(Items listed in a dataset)
....................

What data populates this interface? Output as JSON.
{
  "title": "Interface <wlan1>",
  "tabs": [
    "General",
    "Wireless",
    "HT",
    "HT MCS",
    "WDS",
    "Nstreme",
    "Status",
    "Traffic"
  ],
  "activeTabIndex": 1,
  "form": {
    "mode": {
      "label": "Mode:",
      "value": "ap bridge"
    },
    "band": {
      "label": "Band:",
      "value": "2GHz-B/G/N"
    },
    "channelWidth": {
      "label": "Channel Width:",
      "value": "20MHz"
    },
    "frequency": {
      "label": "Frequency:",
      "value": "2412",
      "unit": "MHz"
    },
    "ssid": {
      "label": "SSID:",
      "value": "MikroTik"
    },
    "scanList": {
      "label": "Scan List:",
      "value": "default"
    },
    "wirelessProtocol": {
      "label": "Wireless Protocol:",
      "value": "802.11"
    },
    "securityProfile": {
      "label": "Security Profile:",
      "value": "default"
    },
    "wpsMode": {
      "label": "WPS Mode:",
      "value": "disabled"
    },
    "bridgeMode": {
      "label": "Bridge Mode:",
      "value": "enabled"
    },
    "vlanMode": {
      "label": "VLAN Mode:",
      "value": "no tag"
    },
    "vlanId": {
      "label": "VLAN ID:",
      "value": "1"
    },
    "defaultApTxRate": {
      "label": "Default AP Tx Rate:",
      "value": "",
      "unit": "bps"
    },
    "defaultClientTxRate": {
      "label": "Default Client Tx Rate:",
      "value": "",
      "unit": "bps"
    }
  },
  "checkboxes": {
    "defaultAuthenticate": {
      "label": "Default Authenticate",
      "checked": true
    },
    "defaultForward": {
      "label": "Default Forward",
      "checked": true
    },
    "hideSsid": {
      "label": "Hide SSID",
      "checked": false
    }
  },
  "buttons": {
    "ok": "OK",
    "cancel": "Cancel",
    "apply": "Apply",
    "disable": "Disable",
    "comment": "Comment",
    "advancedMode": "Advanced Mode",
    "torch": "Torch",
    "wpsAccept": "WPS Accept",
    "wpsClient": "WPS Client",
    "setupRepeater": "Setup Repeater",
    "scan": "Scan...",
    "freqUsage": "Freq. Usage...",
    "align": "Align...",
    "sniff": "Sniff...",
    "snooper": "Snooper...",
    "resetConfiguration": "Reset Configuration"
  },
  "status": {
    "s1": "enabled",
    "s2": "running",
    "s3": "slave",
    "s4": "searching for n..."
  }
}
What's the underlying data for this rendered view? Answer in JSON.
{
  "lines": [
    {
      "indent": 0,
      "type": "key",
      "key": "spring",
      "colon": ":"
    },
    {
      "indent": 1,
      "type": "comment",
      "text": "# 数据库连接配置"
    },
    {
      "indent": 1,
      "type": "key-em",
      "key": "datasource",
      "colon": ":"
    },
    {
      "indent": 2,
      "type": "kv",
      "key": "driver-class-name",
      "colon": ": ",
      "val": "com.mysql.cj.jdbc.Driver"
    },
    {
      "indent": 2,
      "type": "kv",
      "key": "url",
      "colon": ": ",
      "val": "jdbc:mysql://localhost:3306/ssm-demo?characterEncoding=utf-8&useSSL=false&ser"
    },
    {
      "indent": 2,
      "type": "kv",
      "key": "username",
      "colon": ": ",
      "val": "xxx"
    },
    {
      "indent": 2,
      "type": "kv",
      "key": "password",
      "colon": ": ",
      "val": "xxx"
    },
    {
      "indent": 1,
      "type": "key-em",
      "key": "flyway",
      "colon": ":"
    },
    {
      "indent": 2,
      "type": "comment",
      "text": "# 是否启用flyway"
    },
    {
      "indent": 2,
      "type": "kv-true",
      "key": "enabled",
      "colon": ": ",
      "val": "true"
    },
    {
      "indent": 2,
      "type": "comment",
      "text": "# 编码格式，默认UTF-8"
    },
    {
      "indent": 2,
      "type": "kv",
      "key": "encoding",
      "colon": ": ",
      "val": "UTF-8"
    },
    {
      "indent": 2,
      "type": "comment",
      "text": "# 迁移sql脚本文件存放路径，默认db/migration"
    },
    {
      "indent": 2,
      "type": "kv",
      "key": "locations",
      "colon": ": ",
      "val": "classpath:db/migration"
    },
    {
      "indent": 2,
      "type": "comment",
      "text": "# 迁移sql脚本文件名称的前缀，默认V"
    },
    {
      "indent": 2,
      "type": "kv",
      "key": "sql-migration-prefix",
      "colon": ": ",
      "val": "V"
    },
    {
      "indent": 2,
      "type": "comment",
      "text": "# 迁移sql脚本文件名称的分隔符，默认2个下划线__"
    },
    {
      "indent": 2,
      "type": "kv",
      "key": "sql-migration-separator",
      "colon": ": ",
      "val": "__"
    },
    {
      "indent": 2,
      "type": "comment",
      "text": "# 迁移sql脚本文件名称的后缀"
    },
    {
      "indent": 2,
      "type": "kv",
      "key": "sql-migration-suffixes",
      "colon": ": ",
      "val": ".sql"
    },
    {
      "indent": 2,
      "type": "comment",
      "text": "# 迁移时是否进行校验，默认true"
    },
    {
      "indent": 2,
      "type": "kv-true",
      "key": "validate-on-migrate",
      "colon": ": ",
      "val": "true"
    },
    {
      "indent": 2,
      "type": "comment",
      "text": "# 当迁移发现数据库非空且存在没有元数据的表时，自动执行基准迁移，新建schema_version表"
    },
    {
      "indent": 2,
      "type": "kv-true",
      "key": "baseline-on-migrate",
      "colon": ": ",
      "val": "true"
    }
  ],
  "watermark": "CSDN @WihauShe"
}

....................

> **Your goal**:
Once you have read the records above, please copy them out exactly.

> **Problem solution**:
What data populates this interface? Output as JSON.
{
  "title": "Interface <wlan1>",
  "tabs": [
    "General",
    "Wireless",
    "HT",
    "HT MCS",
    "WDS",
    "Nstreme",
    "Status",
    "Traffic"
  ],
  "activeTabIndex": 1,
  "form": {
    "mode": {
      "label": "Mode:",
      "value": "ap bridge"
    },
    "band": {
      "label": "Band:",
      "value": "2GHz-B/G/N"
    },
    "channelWidth": {
      "label": "Channel Width:",
      "value": "20MHz"
    },
    "frequency": {
      "label": "Frequency:",
      "value": "2412",
      "unit": "MHz"
    },
    "ssid": {
      "label": "SSID:",
      "value": "MikroTik"
    },
    "scanList": {
      "label": "Scan List:",
      "value": "default"
    },
    "wirelessProtocol": {
      "label": "Wireless Protocol:",
      "value": "802.11"
    },
    "securityProfile": {
      "label": "Security Profile:",
      "value": "default"
    },
    "wpsMode": {
      "label": "WPS Mode:",
      "value": "disabled"
    },
    "bridgeMode": {
      "label": "Bridge Mode:",
      "value": "enabled"
    },
    "vlanMode": {
      "label": "VLAN Mode:",
      "value": "no tag"
    },
    "vlanId": {
      "label": "VLAN ID:",
      "value": "1"
    },
    "defaultApTxRate": {
      "label": "Default AP Tx Rate:",
      "value": "",
      "unit": "bps"
    },
    "defaultClientTxRate": {
      "label": "Default Client Tx Rate:",
      "value": "",
      "unit": "bps"
    }
  },
  "checkboxes": {
    "defaultAuthenticate": {
      "label": "Default Authenticate",
      "checked": true
    },
    "defaultForward": {
      "label": "Default Forward",
      "checked": true
    },
    "hideSsid": {
      "label": "Hide SSID",
      "checked": false
    }
  },
  "buttons": {
    "ok": "OK",
    "cancel": "Cancel",
    "apply": "Apply",
    "disable": "Disable",
    "comment": "Comment",
    "advancedMode": "Advanced Mode",
    "torch": "Torch",
    "wpsAccept": "WPS Accept",
    "wpsClient": "WPS Client",
    "setupRepeater": "Setup Repeater",
    "scan": "Scan...",
    "freqUsage": "Freq. Usage...",
    "align": "Align...",
    "sniff": "Sniff...",
    "snooper": "Snooper...",
    "resetConfiguration": "Reset Configuration"
  },
  "status": {
    "s1": "enabled",
    "s2": "running",
    "s3": "slave",
    "s4": "searching for n..."
  }
}
What's the underlying data for this rendered view? Answer in JSON.
{
  "lines": [
    {
      "indent": 0,
      "type": "key",
      "key": "spring",
      "colon": ":"
    },
    {
      "indent": 1,
      "type": "comment",
      "text": "# 数据库连接配置"
    },
    {
      "indent": 1,
      "type": "key-em",
      "key": "datasource",
      "colon": ":"
    },
    {
      "indent": 2,
      "type": "kv",
      "key": "driver-class-name",
      "colon": ": ",
      "val": "com.mysql.cj.jdbc.Driver"
    },
    {
      "indent": 2,
      "type": "kv",
      "key": "url",
      "colon": ": ",
      "val": "jdbc:mysql://localhost:3306/ssm-demo?characterEncoding=utf-8&useSSL=false&ser"
    },
    {
      "indent": 2,
      "type": "kv",
      "key": "username",
      "colon": ": ",
      "val": "xxx"
    },
    {
      "indent": 2,
      "type": "kv",
      "key": "password",
      "colon": ": ",
      "val": "xxx"
    },
    {
      "indent": 1,
      "type": "key-em",
      "key": "flyway",
      "colon": ":"
    },
    {
      "indent": 2,
      "type": "comment",
      "text": "# 是否启用flyway"
    },
    {
      "indent": 2,
      "type": "kv-true",
      "key": "enabled",
      "colon": ": ",
      "val": "true"
    },
    {
      "indent": 2,
      "type": "comment",
      "text": "# 编码格式，默认UTF-8"
    },
    {
      "indent": 2,
      "type": "kv",
      "key": "encoding",
      "colon": ": ",
      "val": "UTF-8"
    },
    {
      "indent": 2,
      "type": "comment",
      "text": "# 迁移sql脚本文件存放路径，默认db/migration"
    },
    {
      "indent": 2,
      "type": "kv",
      "key": "locations",
      "colon": ": ",
      "val": "classpath:db/migration"
    },
    {
      "indent": 2,
      "type": "comment",
      "text": "# 迁移sql脚本文件名称的前缀，默认V"
    },
    {
      "indent": 2,
      "type": "kv",
      "key": "sql-migration-prefix",
      "colon": ": ",
      "val": "V"
    },
    {
      "indent": 2,
      "type": "comment",
      "text": "# 迁移sql脚本文件名称的分隔符，默认2个下划线__"
    },
    {
      "indent": 2,
      "type": "kv",
      "key": "sql-migration-separator",
      "colon": ": ",
      "val": "__"
    },
    {
      "indent": 2,
      "type": "comment",
      "text": "# 迁移sql脚本文件名称的后缀"
    },
    {
      "indent": 2,
      "type": "kv",
      "key": "sql-migration-suffixes",
      "colon": ": ",
      "val": ".sql"
    },
    {
      "indent": 2,
      "type": "comment",
      "text": "# 迁移时是否进行校验，默认true"
    },
    {
      "indent": 2,
      "type": "kv-true",
      "key": "validate-on-migrate",
      "colon": ": ",
      "val": "true"
    },
    {
      "indent": 2,
      "type": "comment",
      "text": "# 当迁移发现数据库非空且存在没有元数据的表时，自动执行基准迁移，新建schema_version表"
    },
    {
      "indent": 2,
      "type": "kv-true",
      "key": "baseline-on-migrate",
      "colon": ": ",
      "val": "true"
    }
  ],
  "watermark": "CSDN @WihauShe"
}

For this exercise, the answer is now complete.